## What the task requires
Provide only the number of lines below that hold "related".

====== Information supplied ======

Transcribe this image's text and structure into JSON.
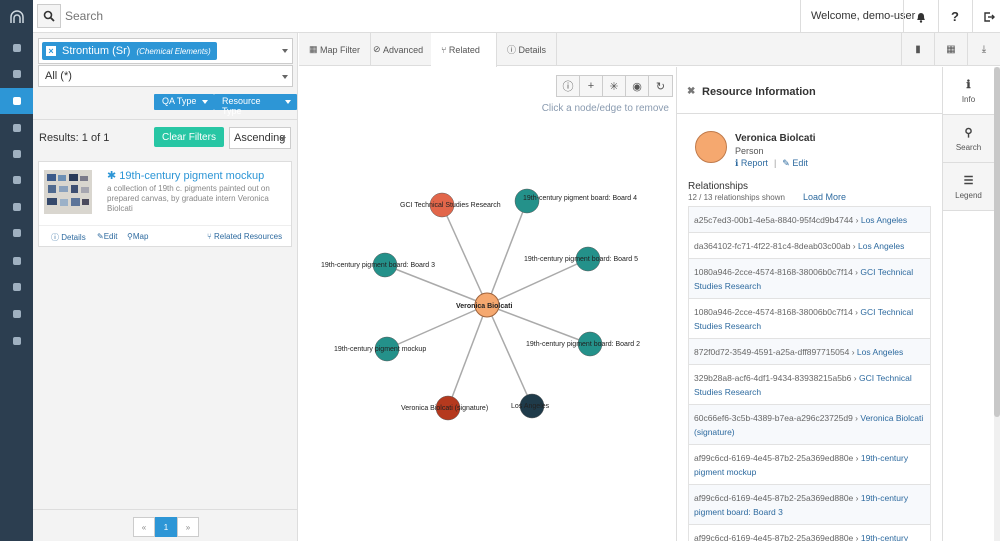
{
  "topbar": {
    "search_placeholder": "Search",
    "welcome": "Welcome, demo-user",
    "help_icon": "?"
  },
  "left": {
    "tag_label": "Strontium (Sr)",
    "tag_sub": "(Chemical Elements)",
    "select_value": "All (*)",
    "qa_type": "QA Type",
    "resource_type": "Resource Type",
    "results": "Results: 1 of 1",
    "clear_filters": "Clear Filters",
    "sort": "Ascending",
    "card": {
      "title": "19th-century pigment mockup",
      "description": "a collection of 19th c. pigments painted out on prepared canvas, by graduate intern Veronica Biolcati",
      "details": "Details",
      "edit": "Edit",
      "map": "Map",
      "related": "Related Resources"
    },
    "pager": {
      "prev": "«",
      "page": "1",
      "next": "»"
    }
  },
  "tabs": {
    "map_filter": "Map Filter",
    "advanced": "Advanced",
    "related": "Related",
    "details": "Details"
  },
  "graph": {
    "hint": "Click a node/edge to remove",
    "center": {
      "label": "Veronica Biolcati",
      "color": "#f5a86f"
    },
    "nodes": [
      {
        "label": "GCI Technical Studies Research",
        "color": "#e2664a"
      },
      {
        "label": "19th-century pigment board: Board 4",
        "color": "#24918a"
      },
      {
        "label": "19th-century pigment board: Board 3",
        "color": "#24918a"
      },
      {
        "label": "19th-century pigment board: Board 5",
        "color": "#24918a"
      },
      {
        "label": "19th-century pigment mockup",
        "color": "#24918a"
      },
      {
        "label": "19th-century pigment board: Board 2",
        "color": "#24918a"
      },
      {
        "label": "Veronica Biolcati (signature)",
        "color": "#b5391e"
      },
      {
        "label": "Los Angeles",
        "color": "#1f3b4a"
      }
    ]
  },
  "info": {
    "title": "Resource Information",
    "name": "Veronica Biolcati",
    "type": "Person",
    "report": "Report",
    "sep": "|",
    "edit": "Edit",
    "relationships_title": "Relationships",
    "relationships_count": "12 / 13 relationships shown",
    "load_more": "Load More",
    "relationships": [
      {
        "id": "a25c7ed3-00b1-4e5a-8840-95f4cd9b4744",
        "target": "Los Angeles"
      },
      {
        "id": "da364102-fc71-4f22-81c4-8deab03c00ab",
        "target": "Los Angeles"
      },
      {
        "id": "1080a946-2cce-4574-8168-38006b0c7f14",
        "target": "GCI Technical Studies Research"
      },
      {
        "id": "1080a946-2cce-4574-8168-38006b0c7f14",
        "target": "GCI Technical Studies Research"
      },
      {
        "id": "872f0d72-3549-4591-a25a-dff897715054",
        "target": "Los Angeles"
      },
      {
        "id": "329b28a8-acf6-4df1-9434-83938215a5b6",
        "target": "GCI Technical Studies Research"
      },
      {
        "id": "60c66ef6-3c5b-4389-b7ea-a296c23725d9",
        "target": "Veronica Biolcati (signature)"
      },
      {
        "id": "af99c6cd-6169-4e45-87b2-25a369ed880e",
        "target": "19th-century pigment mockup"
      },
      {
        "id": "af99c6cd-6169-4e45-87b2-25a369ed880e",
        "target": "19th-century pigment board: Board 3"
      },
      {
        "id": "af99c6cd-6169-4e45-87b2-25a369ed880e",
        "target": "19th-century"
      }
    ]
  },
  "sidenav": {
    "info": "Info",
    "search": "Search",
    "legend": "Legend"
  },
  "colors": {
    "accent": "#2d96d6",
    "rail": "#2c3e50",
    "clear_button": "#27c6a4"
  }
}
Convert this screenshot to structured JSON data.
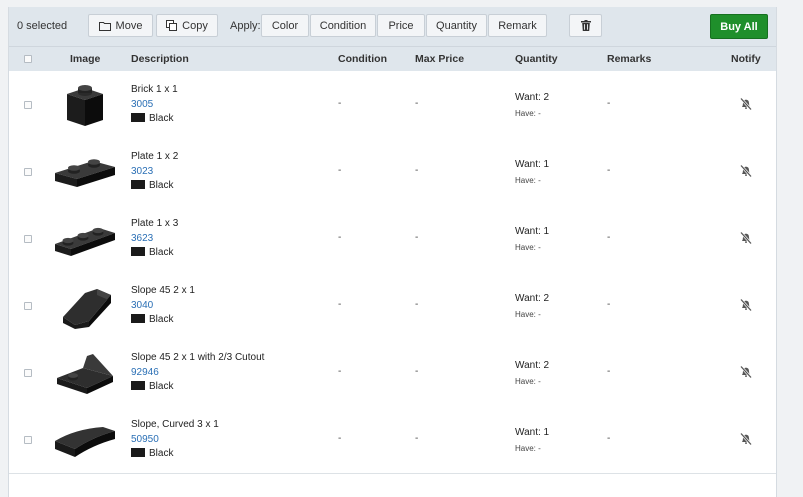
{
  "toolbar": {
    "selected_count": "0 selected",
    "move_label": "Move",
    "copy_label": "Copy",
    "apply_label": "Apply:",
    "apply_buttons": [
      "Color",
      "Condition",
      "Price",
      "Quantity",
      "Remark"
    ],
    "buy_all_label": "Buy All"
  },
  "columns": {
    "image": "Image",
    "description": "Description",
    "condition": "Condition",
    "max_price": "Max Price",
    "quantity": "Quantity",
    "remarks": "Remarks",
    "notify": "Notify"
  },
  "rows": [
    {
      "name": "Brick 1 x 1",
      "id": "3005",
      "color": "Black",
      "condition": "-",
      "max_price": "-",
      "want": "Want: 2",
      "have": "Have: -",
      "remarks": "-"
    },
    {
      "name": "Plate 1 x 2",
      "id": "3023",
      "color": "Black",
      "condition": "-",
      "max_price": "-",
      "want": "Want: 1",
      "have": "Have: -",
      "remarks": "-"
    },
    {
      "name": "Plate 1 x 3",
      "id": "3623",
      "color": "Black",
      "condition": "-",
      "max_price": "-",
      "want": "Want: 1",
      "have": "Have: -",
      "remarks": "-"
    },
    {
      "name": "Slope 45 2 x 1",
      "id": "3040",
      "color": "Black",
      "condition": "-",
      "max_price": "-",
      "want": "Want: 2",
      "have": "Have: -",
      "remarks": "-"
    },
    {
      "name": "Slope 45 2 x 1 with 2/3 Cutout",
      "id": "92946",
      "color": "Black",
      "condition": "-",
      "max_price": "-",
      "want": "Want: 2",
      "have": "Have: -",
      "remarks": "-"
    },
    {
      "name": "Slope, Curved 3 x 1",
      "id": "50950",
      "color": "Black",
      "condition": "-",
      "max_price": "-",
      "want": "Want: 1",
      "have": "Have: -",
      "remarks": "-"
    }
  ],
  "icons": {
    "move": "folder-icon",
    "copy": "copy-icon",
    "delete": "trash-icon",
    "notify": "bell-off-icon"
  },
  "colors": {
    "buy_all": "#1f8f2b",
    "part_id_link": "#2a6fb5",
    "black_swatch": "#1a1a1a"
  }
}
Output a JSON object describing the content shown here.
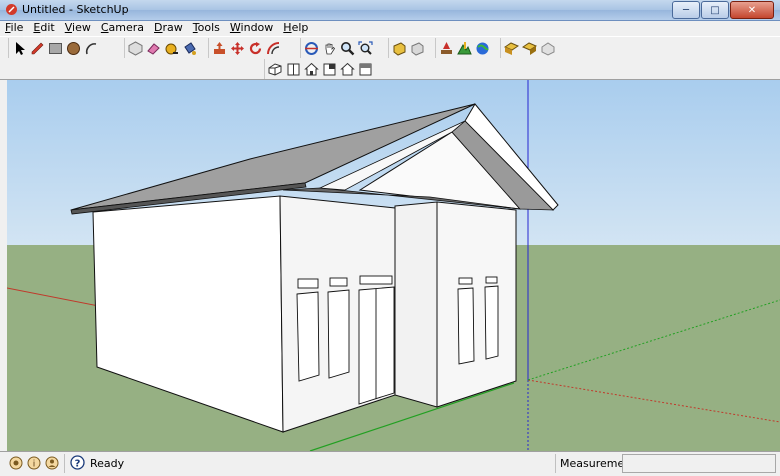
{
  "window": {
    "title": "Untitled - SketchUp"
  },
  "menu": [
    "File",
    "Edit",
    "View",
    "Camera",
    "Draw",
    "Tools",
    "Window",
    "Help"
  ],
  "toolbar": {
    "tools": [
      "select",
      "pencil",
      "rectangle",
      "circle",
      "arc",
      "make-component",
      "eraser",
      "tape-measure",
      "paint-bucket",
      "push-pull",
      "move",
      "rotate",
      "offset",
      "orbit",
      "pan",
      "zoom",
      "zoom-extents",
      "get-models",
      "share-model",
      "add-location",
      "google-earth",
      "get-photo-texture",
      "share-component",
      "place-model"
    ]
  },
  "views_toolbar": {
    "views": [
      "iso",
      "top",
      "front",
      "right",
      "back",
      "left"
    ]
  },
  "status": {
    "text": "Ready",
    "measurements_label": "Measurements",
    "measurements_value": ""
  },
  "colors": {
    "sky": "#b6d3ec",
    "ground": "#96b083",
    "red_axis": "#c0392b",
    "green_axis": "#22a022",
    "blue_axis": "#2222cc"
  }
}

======

## Solution to this task
2